***** Records

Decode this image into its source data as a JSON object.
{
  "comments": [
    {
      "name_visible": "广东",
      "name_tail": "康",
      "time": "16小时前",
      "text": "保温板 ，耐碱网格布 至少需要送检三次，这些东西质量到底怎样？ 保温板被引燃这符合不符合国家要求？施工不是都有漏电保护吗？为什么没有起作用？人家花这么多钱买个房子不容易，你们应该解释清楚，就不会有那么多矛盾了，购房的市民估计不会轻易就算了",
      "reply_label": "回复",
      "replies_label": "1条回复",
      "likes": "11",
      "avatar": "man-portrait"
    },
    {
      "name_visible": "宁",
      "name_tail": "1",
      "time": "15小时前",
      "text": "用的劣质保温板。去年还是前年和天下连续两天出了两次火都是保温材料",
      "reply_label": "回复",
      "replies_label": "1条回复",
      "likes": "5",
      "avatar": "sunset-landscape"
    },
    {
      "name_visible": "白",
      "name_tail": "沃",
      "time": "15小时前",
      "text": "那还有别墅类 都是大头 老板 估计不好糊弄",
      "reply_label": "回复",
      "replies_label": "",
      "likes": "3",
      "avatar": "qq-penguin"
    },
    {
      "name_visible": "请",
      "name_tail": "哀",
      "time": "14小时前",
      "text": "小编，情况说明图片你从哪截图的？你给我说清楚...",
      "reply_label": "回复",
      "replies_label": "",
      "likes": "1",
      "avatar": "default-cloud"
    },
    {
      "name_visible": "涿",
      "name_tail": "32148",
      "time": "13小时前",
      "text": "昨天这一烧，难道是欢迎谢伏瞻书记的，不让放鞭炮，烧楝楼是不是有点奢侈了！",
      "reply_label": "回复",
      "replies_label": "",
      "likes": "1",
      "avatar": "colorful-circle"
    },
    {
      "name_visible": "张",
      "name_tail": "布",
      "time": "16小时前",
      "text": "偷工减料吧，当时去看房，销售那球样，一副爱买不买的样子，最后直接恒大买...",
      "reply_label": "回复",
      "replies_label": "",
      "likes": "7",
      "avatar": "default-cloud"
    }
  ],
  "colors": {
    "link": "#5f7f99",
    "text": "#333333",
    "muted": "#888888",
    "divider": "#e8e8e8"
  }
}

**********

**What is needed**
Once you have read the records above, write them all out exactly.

**Solution to this problem**
Decode this image into its source data as a JSON object.
{
  "comments": [
    {
      "name_visible": "广东",
      "name_tail": "康",
      "time": "16小时前",
      "text": "保温板 ，耐碱网格布 至少需要送检三次，这些东西质量到底怎样？ 保温板被引燃这符合不符合国家要求？施工不是都有漏电保护吗？为什么没有起作用？人家花这么多钱买个房子不容易，你们应该解释清楚，就不会有那么多矛盾了，购房的市民估计不会轻易就算了",
      "reply_label": "回复",
      "replies_label": "1条回复",
      "likes": "11",
      "avatar": "man-portrait"
    },
    {
      "name_visible": "宁",
      "name_tail": "1",
      "time": "15小时前",
      "text": "用的劣质保温板。去年还是前年和天下连续两天出了两次火都是保温材料",
      "reply_label": "回复",
      "replies_label": "1条回复",
      "likes": "5",
      "avatar": "sunset-landscape"
    },
    {
      "name_visible": "白",
      "name_tail": "沃",
      "time": "15小时前",
      "text": "那还有别墅类 都是大头 老板 估计不好糊弄",
      "reply_label": "回复",
      "replies_label": "",
      "likes": "3",
      "avatar": "qq-penguin"
    },
    {
      "name_visible": "请",
      "name_tail": "哀",
      "time": "14小时前",
      "text": "小编，情况说明图片你从哪截图的？你给我说清楚...",
      "reply_label": "回复",
      "replies_label": "",
      "likes": "1",
      "avatar": "default-cloud"
    },
    {
      "name_visible": "涿",
      "name_tail": "32148",
      "time": "13小时前",
      "text": "昨天这一烧，难道是欢迎谢伏瞻书记的，不让放鞭炮，烧楝楼是不是有点奢侈了！",
      "reply_label": "回复",
      "replies_label": "",
      "likes": "1",
      "avatar": "colorful-circle"
    },
    {
      "name_visible": "张",
      "name_tail": "布",
      "time": "16小时前",
      "text": "偷工减料吧，当时去看房，销售那球样，一副爱买不买的样子，最后直接恒大买...",
      "reply_label": "回复",
      "replies_label": "",
      "likes": "7",
      "avatar": "default-cloud"
    }
  ],
  "colors": {
    "link": "#5f7f99",
    "text": "#333333",
    "muted": "#888888",
    "divider": "#e8e8e8"
  }
}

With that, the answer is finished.